(Beginning of Information provided)

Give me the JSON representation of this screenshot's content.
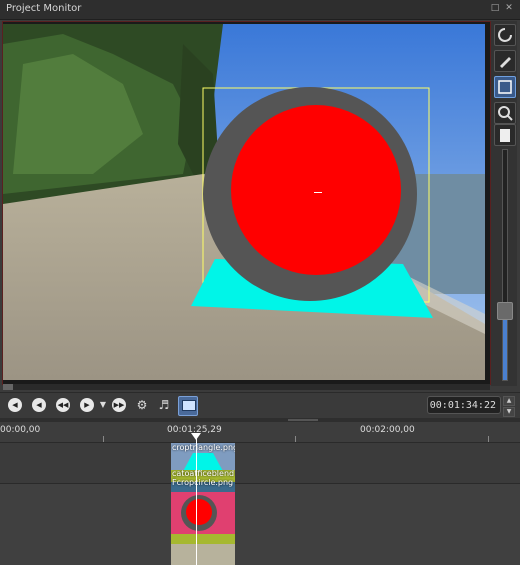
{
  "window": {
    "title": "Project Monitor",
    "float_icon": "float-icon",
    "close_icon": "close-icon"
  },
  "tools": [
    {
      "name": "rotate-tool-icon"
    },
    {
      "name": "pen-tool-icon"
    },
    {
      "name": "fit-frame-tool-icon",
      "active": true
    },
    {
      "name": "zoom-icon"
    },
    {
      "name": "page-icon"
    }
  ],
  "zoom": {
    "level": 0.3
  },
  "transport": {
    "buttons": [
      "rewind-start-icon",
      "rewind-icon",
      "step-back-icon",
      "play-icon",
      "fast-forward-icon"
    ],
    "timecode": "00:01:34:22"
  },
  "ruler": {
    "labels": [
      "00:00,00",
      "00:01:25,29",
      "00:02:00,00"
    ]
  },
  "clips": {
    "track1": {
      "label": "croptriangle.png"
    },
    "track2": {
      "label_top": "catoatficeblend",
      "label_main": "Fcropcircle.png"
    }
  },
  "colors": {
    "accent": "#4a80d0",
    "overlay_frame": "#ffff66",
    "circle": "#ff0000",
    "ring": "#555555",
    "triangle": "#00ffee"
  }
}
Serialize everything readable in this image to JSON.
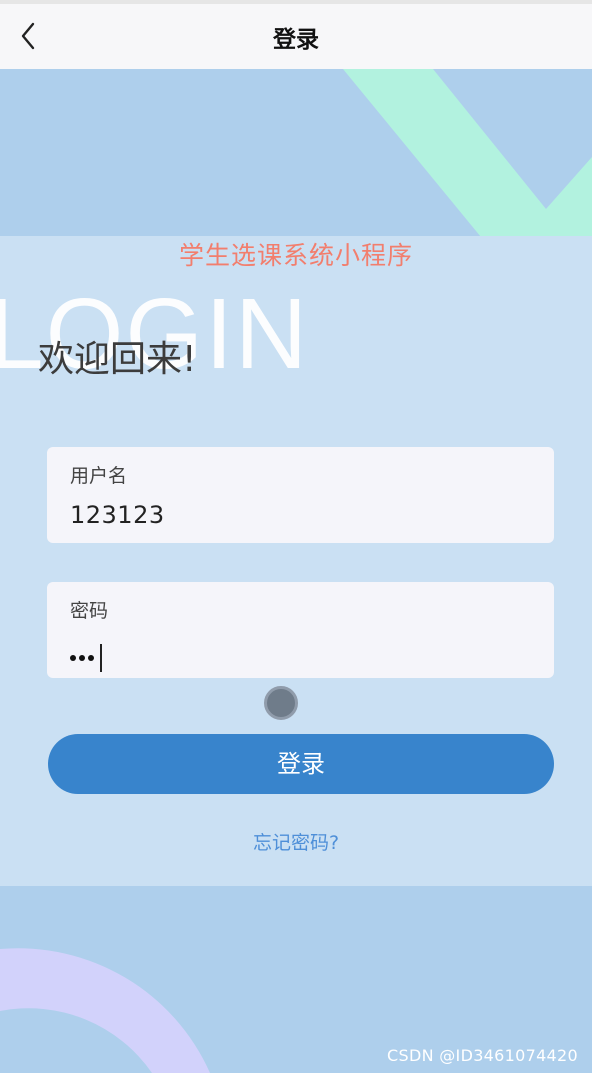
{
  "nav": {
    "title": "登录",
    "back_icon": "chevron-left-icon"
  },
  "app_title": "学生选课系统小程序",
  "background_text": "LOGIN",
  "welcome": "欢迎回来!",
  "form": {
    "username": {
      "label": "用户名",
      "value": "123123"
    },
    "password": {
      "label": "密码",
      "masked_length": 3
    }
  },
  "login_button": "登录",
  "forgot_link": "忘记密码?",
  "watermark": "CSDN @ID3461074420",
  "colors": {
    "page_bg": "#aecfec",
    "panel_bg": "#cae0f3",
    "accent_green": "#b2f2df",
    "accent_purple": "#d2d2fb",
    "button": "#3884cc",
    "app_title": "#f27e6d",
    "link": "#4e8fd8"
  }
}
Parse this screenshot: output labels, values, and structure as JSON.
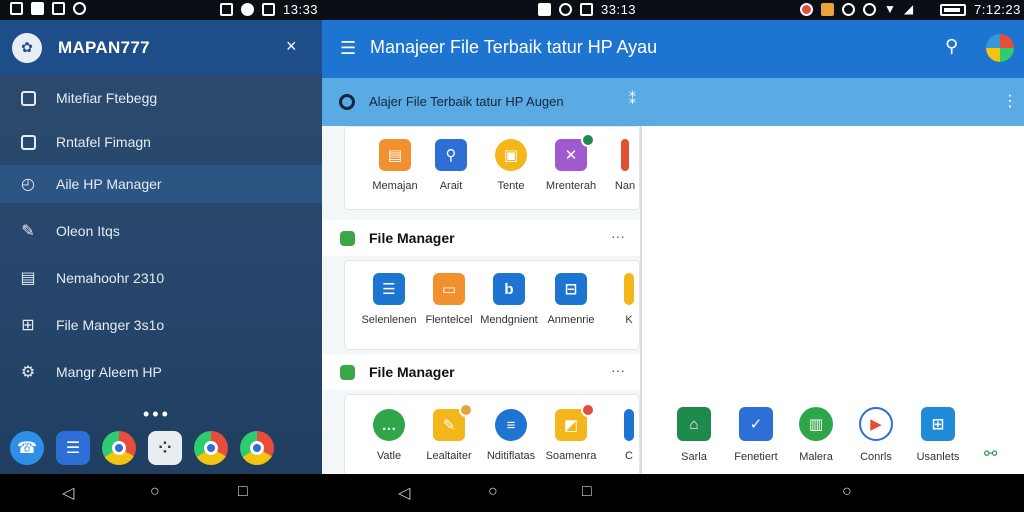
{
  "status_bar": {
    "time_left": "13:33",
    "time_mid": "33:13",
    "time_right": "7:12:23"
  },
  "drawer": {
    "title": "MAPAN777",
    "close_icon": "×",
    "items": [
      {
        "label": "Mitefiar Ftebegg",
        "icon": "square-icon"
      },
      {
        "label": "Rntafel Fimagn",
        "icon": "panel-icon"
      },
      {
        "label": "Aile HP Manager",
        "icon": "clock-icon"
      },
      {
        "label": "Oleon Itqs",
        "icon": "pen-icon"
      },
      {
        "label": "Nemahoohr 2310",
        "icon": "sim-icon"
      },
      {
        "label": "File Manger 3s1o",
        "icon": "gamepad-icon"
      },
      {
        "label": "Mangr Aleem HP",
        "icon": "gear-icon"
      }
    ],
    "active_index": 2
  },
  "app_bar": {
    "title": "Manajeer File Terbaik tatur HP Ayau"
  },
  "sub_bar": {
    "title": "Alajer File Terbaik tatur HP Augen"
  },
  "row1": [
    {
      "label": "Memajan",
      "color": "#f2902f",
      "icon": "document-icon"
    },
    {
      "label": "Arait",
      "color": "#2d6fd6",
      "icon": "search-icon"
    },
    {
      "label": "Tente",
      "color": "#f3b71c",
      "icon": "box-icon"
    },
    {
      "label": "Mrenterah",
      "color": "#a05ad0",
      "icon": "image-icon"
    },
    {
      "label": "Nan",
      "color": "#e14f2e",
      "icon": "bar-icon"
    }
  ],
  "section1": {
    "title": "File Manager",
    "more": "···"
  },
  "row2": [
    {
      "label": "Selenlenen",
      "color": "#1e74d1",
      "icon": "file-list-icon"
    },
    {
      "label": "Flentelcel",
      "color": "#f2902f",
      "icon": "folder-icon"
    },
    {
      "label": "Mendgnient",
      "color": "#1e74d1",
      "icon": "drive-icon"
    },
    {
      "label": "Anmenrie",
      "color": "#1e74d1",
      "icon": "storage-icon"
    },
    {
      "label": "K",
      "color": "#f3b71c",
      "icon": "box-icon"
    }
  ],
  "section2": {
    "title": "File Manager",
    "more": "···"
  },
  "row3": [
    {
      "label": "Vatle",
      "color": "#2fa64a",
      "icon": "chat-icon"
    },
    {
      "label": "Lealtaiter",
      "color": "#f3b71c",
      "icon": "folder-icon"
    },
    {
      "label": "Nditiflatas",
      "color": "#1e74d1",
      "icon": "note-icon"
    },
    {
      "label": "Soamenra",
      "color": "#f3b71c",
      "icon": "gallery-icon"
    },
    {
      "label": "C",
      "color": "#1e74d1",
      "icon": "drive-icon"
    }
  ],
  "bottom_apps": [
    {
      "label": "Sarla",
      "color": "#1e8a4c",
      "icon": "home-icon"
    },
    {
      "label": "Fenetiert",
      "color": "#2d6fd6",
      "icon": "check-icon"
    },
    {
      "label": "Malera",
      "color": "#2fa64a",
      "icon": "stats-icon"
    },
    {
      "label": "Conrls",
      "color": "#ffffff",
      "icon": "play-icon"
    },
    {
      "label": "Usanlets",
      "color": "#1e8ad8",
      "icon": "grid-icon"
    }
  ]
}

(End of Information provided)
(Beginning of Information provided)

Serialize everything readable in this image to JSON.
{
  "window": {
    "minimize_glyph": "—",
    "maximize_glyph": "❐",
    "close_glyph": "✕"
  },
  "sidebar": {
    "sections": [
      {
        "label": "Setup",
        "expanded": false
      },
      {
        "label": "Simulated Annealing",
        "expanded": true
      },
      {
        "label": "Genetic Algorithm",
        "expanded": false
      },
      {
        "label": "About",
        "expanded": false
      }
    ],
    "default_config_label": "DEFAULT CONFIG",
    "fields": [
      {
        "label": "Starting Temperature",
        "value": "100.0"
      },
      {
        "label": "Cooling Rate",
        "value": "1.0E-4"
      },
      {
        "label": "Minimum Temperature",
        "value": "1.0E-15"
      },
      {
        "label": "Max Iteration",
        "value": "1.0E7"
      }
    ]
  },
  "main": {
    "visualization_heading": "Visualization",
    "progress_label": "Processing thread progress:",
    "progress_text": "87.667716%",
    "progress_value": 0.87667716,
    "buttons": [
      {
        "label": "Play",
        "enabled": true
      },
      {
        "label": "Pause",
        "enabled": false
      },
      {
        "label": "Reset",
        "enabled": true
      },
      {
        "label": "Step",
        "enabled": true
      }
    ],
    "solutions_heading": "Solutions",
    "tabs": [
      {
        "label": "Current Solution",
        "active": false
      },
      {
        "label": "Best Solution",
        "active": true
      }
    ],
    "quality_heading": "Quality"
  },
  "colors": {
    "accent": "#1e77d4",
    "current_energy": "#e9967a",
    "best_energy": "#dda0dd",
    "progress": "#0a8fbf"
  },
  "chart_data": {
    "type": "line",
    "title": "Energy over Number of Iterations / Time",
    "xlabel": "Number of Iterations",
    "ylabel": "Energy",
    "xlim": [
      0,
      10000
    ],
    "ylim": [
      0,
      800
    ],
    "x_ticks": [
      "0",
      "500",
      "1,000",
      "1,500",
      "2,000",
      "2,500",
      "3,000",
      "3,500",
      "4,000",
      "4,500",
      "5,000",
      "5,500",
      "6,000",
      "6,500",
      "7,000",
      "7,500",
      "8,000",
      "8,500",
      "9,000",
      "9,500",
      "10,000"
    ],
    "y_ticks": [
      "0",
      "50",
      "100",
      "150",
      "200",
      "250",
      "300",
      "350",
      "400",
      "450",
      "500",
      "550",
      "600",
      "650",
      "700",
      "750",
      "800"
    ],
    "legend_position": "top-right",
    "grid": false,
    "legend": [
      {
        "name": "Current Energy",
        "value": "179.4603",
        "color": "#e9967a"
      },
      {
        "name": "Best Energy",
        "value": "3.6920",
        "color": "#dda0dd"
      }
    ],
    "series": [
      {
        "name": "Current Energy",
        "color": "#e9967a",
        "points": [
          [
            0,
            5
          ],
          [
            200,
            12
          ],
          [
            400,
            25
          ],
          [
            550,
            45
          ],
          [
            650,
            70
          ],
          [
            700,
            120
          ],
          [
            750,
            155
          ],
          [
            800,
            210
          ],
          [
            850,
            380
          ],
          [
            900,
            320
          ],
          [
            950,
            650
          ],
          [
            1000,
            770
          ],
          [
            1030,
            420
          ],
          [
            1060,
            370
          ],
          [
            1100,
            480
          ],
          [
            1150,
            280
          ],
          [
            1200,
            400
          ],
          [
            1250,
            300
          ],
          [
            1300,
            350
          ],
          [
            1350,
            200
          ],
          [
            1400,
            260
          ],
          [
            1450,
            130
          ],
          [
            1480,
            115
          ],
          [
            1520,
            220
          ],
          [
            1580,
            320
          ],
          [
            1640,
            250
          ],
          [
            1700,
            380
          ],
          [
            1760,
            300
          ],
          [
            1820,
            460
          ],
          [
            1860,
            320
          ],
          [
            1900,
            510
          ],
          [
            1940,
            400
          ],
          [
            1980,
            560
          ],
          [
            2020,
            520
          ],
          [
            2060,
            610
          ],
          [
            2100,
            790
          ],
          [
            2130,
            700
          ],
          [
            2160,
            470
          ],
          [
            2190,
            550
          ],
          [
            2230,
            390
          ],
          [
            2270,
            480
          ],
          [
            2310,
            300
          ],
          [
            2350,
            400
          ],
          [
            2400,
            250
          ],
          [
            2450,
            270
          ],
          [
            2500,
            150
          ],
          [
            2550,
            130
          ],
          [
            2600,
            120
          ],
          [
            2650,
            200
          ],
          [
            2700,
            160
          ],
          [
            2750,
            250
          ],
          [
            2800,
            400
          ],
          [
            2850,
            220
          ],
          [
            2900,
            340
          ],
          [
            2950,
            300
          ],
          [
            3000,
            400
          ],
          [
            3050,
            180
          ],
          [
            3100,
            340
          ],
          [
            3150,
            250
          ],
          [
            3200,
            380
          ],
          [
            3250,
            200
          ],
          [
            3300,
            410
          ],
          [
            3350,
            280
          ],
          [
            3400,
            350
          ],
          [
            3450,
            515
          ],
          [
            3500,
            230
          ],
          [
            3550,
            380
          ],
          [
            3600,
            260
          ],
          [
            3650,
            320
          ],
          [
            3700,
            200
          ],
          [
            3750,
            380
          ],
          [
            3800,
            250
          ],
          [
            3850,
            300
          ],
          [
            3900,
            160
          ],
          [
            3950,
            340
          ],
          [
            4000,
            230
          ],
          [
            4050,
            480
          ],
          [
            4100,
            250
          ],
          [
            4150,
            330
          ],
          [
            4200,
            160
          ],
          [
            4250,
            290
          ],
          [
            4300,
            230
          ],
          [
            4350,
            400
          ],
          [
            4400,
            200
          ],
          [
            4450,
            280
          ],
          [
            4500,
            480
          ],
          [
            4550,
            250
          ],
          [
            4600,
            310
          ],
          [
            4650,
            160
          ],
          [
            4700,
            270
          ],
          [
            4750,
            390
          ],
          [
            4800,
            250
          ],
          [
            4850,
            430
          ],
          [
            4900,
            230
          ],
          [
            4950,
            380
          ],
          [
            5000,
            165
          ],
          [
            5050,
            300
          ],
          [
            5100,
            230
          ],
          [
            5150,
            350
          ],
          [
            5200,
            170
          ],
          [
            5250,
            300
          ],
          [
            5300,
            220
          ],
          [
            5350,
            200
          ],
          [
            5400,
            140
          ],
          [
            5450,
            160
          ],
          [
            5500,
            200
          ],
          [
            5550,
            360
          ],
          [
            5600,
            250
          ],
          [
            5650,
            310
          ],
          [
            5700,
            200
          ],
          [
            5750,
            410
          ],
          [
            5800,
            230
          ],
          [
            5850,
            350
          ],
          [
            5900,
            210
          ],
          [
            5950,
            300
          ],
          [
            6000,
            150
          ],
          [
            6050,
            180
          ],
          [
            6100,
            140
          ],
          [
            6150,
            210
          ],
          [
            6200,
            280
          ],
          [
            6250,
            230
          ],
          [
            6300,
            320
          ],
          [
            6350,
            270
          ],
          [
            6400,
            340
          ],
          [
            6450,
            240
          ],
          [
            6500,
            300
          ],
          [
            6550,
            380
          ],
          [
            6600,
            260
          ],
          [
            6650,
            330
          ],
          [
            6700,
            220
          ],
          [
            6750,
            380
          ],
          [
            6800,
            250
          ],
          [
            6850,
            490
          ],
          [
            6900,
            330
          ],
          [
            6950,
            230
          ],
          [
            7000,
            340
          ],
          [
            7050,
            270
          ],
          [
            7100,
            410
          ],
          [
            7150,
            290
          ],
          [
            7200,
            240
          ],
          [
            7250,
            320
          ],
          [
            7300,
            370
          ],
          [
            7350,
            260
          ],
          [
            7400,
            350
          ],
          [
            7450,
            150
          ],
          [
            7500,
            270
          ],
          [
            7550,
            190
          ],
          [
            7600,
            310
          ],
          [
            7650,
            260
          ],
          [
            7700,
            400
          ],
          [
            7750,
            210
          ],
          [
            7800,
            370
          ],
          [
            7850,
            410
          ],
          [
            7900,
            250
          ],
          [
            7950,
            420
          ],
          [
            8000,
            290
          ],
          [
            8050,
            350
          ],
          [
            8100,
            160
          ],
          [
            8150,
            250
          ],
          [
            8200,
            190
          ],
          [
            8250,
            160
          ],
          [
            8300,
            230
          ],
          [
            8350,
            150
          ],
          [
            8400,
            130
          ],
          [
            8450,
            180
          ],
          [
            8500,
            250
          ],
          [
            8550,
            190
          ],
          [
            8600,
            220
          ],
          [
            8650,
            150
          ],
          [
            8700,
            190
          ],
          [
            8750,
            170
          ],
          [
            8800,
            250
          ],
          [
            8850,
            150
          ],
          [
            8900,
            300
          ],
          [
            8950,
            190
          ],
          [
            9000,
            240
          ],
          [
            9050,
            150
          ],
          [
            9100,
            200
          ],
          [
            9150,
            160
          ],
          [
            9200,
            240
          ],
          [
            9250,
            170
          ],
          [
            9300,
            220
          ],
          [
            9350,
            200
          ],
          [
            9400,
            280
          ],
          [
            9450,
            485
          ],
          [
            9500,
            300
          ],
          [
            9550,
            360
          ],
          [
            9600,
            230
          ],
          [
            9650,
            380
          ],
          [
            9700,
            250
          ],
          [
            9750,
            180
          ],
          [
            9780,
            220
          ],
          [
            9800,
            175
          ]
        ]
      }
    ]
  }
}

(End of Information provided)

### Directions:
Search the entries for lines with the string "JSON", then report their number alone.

### Written solution:
4